Orientalizing Vietnam: The American Cold War, its “Problems” with Refugee Handicraft Artisans, and their Relationship to Barthes’s Mythology
Parole chiave:Vietnam, Orientalism, mythology, refugee, handicraft, salvage
This paper examines discourses of orientalism narrating the political and cultural significance of representations of Vietnamese handicraft that the U.S. State Department’s International Cooperation Administration’s handicraft production and export program in Southeast Asia published in American craft, design and art journals and used in trade and department store exhibitions from 1955 to 1961. The American program to bring economic stability to the region developed in response to anxiety about the spread of communism in Southeast Asia, which intensified following the end of the first Indochina War, the French departing Vietnam in 1954 and Vietnam dividing at the 17th Parallel a year later.
At issue are the ways those who implemented the program narrated the Vietnamese handicraft artisans as problems by treating both their plight as political refugees fleeing from communist forces in the north and the vulnerability of their fledgling nation in the south to communism, as a Cold War American Orientalist tale of the U.S. salvaging Vietnam from political uncertainty including the destruction of its potential democracy and capitalism. To this point, the Orientalizing saturates Russel Wright’s article, “Gold Mine in Southeast Asia,” which overlays relationships of Western power and civilization as well as anthropological notions of salvage over references to the ways an ostensibly timeless albeit primitive culture of a non-western society (Vietnam) could maintain its essential identity by serving the needs of an overly industrialized one.
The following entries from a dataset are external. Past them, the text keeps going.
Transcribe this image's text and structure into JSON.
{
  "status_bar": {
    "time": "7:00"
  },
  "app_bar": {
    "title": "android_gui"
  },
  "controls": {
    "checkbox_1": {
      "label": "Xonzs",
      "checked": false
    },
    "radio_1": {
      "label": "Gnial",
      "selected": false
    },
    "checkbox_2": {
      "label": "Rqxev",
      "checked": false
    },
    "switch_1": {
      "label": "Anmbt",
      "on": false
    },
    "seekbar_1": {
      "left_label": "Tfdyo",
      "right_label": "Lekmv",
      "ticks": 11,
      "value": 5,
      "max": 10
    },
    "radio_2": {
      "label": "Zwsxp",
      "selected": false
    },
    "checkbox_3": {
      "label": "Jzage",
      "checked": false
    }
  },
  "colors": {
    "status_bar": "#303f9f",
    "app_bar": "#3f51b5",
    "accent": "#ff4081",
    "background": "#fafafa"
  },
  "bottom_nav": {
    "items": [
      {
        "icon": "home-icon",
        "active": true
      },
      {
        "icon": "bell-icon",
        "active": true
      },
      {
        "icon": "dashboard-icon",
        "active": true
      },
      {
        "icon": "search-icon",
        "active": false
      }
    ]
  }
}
Of particular interest are thematic correspondences between the Orientalist thrust of the American cultural diplomacy as evidenced in Wright’s article, and Roland Barthes’ early work, especially “Myth Today”.